"Scales of onion, cubes of potato,
Switches of coriander, and some clo’
And a piece of cinnamon bark,
Root of ginger digg'd i' the dark,
Sliver of blaspheming chilli,
Spoon of oil or perhaps some ghee
Stringed and broken pea shucks,
Dose of cream or any fat that sauces,
Spoonful of freshly squeezed lemon
Make for the gruel in our cauldron…"

At this point, the magical soup reclaimed our attention. Hope it captures yours.

Pea Shell Soup


3 cups tender shells of peas, stringed and broken into small pieces
1 cup shelled peas
1small onion –roughly chopped
1 small potato, scrubbed clean and cut into pieces
1 small onion, finely chopped
1 tsp minced garlic + 2 whole cloves of garlic
½ tsp minced fresh ginger
1 small green chilli
A tablespoon of chopped of coriander
1 tbsp oil 
1-2 cloves
½ inch piece of cinnamon
Juice of half a lemon
Salt and pepper to taste
Fresh cream or coconut cream for garnish


Wash pea shells and scrub potato – if the skin is clean, don’t peel. Place the shells, half a cup of peas, the chopped potato and onion, coriander, green chilli and the garlic cloves in the body of a pressure cooker/ pressure pan. Cover with about 2 cups of water. Pressure-cook the vegetables for about 10 minutes.

When cooled, blend using a stick blender or a mixer. Strain with a large holed strainer, ensuring that no cellulose bits get into the soup extract.

In the same pressure pan, heat oil and add the cloves and cinnamon stick. Add the finely chopped onions, the minced garlic, fresh ginger and remaining shelled peas and sauté for a few minutes. Pour the soup mix into the saucepan and let it simmer. Add salt and pepper to taste. Squeeze half a lemon when the soup has boiled.

Serve hot with a dash of fresh cream or use coconut cream if you want to keep this soup vegan.

Sunday, 22 January 2017

Bhajani Stuffed Capsicum

Bhajani Bharleli Bhongi Mirchi (Capsicum with a multi-grain filling)

Bhajani is a handy multi-grain flour made with roasted grains and pulses. Sometimes, some of the grains are washed before roasting. This pre-processing makes bhajani quick to cook and easier to digest. The whole grains and pulses or lentils ensure plenty of fibre, which also gives the finished products a great grainy texture.

There are no fixed ingredients, but rice, wheat, jowar, bajra, raagi and pulses like whole chickpeas, green or black gram, or other lentils or various daals are commonly used. There are no fixed proportions for the ingredients either, but a general rule of thumb is to use more grains than pulses. Bhajani also includes roasted coriander and cumin seeds, which give it a distinct flavour.

Bhajani is used to make breads like thalipeeth and dhapatey, or chakalis. It can be made into mokli bhajani, an upma like dish that is very nutritious and easy to make. It can also be used to stuff all sorts of vegetables like okra, capsicum, snake gourds, tomatoes.

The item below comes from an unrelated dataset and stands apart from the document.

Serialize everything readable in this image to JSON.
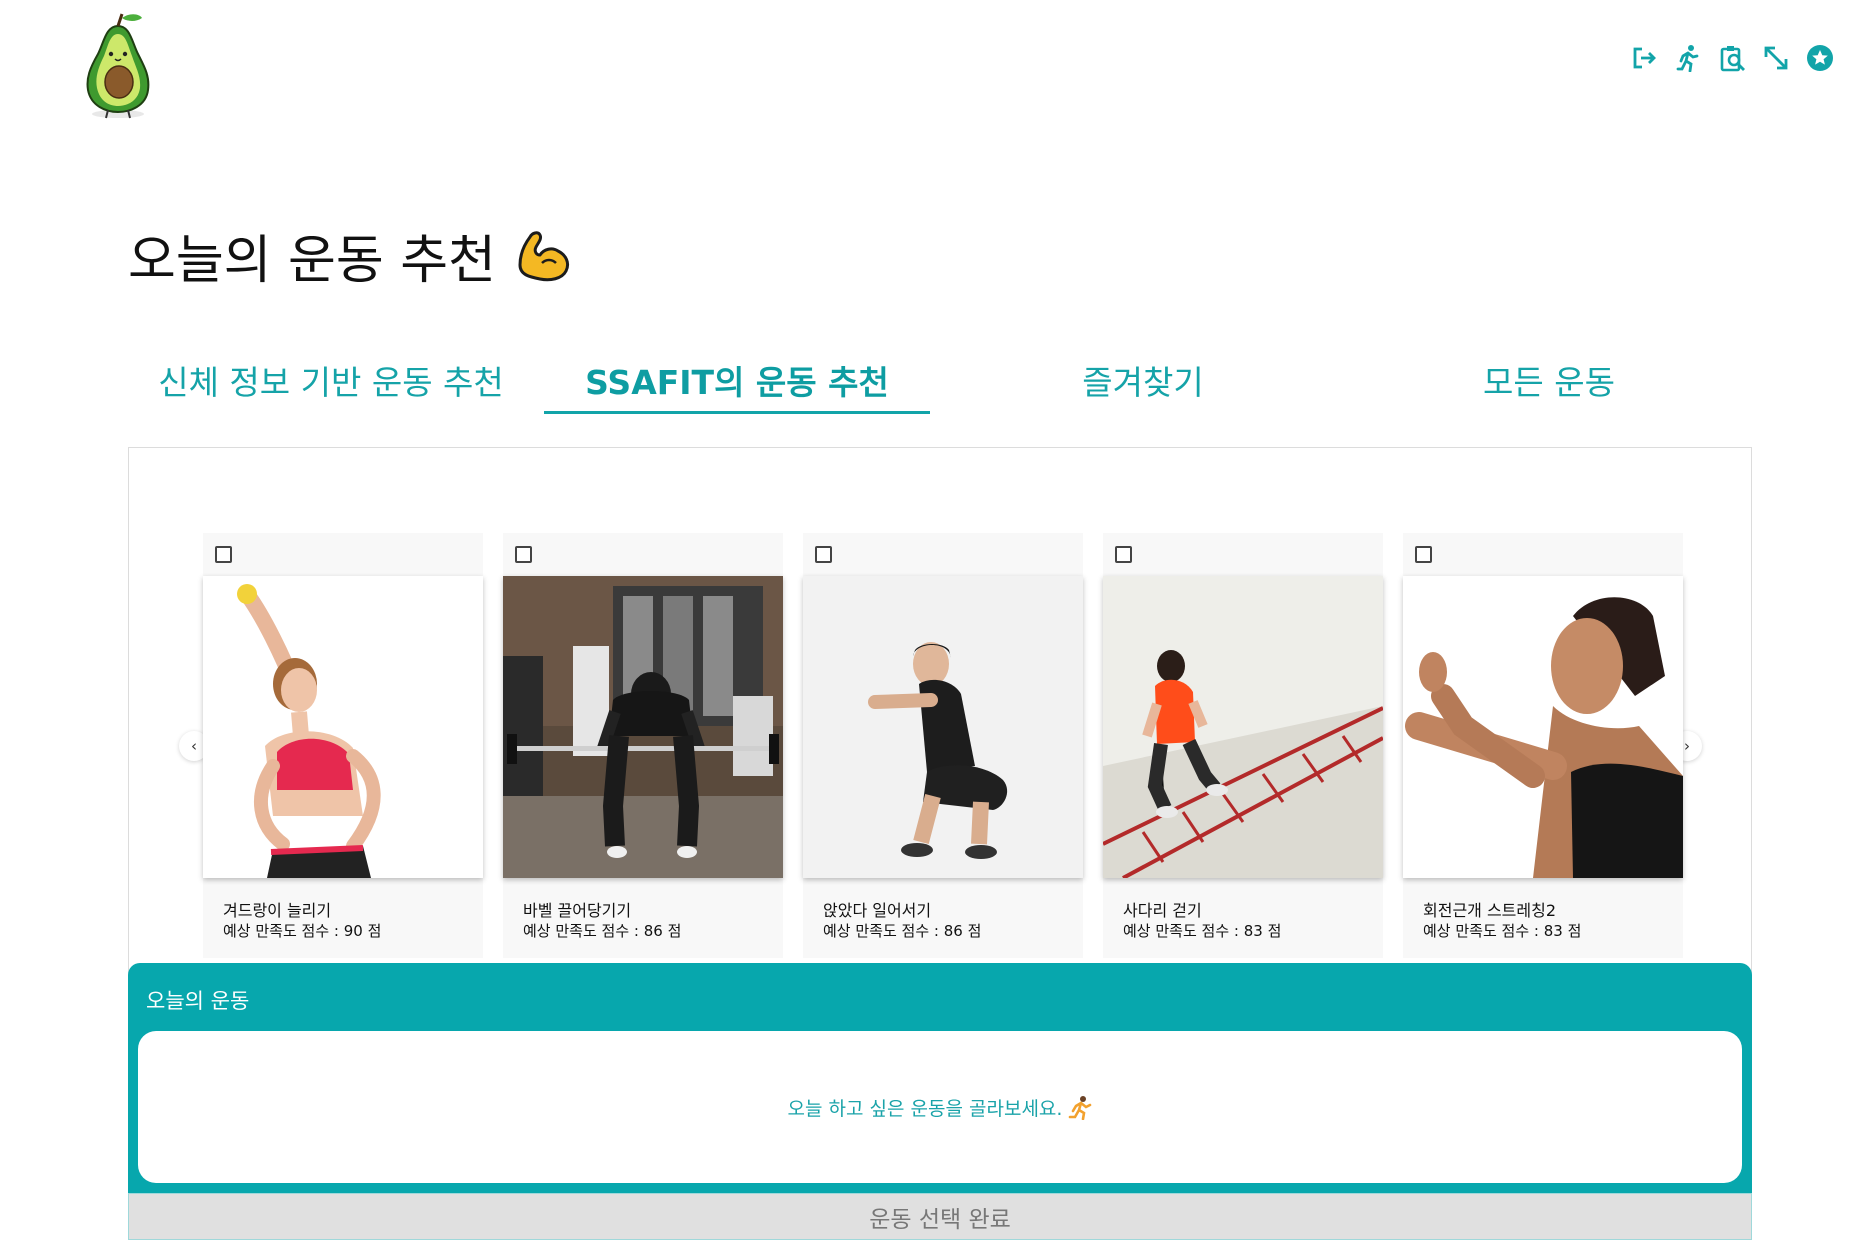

8 small Bhongi Mirchis (capsicums)

1 medium onion, chopped

¾ cup bhajani flour (I used a home made roasted multigrain flour made of rice, wheat, chana daal, whole matki and whole moong and spices like coriander and cumin)

A handful of coriander, chopped

2 tbsp besan (optional)

½ tsp coriander powder

½ tsp cumin powder

Red chilli powder to taste, depending on how hot the capsicum is

¼ tsp hing

¼ tsp haldi

Salt to taste

2 tbsp oil


In a bowl, mix the chopped onion and sprinkle some salt. Rub the salt into the onions to bring out the moisture. Add the bhajani flour and besan, coriander and cumin powders, haldi and hing. Check and adjust the salt. Add 1 tbsp oil and lightly mix it into a crumbly mixture. There’s no need to add water, as the mixture will cook on the steam and firm up.

Wash the capsicums and slice the tops off. Remove all the seeds with a sharp knife. Rub a little oil onto each pepper from the outside and stuff with the crumbly bhajani mixture.

Arrange the capsicums on their sides in a heavy bottomed shallow pan and drizzle the rest of the oil on top. Place the pan on the stovetop and cook covered on a very low flame. Turn the capsicums once to ensure even cooking. Remove from heat when the capsicum skins are roasted and the stuffing looks cooked. This should take about 10-15 minutes.

Alternately, you could try baking the stuffed capsicums in a hot oven for about 15 minutes or until they are done to your liking.

You can serve the capsicums warm or at room temperature with any main meal or even as a starter or snack.